==== Supplied material ====

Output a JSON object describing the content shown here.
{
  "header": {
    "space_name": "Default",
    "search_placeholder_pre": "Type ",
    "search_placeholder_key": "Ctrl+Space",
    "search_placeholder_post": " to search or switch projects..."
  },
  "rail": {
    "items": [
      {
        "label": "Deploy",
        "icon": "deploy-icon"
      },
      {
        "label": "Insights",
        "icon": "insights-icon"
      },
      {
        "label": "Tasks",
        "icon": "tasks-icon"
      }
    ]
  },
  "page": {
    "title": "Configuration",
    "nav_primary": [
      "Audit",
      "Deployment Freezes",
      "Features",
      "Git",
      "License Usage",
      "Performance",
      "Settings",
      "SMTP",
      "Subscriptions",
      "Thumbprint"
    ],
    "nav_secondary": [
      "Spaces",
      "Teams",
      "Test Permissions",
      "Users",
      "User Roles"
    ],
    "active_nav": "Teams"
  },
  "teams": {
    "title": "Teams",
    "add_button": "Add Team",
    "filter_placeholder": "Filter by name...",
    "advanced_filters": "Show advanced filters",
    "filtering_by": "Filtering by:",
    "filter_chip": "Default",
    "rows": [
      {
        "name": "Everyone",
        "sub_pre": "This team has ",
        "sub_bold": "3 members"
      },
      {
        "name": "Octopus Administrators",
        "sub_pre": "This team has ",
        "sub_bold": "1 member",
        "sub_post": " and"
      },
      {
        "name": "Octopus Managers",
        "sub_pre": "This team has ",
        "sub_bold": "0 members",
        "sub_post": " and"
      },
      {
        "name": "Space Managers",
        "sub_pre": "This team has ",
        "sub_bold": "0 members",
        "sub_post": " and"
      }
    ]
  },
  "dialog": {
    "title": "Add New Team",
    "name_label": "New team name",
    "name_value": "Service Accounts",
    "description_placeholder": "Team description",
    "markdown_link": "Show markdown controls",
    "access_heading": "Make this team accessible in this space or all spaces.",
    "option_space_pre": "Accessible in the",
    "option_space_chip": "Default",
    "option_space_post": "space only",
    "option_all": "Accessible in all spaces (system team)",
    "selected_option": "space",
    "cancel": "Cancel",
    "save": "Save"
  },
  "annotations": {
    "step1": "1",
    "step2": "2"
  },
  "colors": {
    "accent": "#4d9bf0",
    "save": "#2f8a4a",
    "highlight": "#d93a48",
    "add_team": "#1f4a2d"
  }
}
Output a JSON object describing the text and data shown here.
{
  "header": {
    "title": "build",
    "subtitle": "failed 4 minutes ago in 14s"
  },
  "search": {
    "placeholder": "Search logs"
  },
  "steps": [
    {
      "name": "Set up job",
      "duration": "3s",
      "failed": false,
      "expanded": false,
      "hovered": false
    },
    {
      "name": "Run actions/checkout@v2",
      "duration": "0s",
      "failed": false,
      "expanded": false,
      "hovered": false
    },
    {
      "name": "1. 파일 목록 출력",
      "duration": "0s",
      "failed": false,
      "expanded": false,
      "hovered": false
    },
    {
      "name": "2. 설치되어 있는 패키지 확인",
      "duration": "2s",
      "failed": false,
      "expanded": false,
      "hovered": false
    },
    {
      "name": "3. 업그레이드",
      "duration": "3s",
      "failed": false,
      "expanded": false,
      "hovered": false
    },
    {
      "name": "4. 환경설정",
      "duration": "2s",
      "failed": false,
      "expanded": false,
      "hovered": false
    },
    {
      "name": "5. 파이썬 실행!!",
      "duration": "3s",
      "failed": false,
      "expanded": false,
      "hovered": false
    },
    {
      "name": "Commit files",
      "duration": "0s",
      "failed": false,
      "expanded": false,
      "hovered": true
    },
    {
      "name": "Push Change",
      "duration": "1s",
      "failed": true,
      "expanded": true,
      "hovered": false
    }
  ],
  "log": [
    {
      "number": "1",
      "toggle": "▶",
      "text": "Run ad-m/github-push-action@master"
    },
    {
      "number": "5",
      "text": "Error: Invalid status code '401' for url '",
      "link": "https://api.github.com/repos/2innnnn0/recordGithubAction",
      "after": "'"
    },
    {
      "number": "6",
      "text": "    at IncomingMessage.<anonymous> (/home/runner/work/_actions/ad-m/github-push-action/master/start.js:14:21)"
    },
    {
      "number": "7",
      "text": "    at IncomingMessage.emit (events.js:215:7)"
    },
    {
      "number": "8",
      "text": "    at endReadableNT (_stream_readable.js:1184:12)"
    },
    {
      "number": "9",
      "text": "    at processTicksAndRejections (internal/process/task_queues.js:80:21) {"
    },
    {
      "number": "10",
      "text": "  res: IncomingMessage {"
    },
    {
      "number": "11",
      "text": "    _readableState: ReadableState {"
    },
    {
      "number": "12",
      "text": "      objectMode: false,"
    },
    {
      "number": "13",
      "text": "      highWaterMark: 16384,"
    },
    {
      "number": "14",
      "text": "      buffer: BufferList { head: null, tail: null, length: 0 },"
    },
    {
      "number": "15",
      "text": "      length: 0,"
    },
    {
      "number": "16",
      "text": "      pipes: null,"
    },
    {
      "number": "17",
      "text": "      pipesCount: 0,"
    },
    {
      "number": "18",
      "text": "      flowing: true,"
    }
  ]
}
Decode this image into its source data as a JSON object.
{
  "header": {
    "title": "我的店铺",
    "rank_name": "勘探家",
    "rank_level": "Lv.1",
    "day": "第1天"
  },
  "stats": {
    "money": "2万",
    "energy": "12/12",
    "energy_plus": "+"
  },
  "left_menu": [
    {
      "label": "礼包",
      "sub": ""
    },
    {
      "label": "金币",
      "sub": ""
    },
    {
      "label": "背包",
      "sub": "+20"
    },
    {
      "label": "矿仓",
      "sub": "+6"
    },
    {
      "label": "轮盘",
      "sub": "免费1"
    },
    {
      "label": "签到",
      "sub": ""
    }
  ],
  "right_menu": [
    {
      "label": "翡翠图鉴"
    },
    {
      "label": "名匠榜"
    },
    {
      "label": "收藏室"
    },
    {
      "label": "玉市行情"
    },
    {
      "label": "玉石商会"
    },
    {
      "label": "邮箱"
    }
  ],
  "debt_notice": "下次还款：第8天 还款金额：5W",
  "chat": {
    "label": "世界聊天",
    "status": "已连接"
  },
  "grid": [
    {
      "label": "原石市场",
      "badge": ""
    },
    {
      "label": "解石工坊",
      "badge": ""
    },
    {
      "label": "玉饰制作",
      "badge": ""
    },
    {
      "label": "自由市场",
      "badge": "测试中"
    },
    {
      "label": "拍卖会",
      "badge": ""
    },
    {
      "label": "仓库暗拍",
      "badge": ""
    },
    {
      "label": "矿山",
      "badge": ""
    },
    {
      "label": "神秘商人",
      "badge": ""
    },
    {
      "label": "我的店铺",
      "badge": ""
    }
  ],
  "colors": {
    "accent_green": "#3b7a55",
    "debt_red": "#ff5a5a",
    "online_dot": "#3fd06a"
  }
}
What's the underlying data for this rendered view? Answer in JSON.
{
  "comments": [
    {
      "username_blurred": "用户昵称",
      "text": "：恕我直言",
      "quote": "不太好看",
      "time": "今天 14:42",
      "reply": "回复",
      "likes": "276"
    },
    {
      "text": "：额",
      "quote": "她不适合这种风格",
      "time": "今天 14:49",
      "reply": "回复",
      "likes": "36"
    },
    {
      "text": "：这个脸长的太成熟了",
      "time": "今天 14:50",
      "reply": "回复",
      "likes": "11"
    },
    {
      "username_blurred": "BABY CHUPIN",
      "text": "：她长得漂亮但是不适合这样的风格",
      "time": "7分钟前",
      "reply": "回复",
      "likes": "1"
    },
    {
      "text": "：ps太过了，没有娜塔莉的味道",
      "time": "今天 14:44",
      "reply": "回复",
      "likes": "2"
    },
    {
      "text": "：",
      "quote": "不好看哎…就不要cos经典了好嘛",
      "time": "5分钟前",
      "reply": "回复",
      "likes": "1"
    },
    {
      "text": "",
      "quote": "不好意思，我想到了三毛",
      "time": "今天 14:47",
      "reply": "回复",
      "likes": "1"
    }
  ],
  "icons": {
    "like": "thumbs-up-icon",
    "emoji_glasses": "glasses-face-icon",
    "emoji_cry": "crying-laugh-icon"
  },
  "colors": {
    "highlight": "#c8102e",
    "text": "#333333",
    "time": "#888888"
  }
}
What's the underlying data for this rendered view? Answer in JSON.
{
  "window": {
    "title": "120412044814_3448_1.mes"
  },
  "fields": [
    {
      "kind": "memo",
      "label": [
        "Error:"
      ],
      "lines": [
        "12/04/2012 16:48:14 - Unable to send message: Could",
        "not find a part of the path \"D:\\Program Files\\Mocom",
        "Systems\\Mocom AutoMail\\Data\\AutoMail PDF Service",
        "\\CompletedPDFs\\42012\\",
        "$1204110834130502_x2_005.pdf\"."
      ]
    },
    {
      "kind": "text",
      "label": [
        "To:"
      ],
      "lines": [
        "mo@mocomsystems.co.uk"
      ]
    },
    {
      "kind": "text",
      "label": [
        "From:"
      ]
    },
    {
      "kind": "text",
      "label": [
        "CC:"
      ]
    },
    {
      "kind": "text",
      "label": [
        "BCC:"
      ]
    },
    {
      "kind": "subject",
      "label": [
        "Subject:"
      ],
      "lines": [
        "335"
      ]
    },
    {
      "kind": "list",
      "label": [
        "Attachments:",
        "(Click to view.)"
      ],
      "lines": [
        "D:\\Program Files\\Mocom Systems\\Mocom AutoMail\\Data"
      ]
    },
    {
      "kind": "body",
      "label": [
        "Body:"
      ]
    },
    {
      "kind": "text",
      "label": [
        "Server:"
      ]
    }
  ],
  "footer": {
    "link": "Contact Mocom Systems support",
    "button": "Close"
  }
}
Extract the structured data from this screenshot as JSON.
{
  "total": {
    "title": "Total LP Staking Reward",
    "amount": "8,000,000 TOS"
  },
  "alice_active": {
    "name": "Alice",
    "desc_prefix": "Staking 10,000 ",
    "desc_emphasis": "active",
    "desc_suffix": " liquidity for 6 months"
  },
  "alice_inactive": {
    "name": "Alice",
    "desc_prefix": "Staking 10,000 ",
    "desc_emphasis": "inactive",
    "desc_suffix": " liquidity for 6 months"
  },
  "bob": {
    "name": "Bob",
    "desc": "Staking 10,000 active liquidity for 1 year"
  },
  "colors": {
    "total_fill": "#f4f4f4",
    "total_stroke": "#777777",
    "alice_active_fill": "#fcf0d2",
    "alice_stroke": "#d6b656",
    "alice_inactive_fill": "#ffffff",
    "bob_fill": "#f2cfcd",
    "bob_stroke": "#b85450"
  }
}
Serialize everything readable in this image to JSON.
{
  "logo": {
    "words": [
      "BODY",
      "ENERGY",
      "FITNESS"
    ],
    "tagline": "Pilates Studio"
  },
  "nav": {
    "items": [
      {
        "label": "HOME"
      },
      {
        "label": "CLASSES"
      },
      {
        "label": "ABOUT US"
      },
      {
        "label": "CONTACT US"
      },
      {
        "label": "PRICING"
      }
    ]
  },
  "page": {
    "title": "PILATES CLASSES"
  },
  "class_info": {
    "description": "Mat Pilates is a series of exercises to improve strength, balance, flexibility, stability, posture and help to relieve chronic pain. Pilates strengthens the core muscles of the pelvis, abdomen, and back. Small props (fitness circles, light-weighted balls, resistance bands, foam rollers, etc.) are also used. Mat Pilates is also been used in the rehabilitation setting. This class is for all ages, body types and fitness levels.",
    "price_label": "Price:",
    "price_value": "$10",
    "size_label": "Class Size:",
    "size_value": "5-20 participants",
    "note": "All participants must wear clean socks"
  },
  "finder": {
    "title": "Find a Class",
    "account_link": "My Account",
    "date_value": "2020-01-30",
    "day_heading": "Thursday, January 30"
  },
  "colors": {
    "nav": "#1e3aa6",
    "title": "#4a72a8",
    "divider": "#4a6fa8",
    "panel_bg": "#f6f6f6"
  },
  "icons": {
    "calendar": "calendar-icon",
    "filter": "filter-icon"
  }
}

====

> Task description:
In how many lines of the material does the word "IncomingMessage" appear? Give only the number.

> Exercise response:
3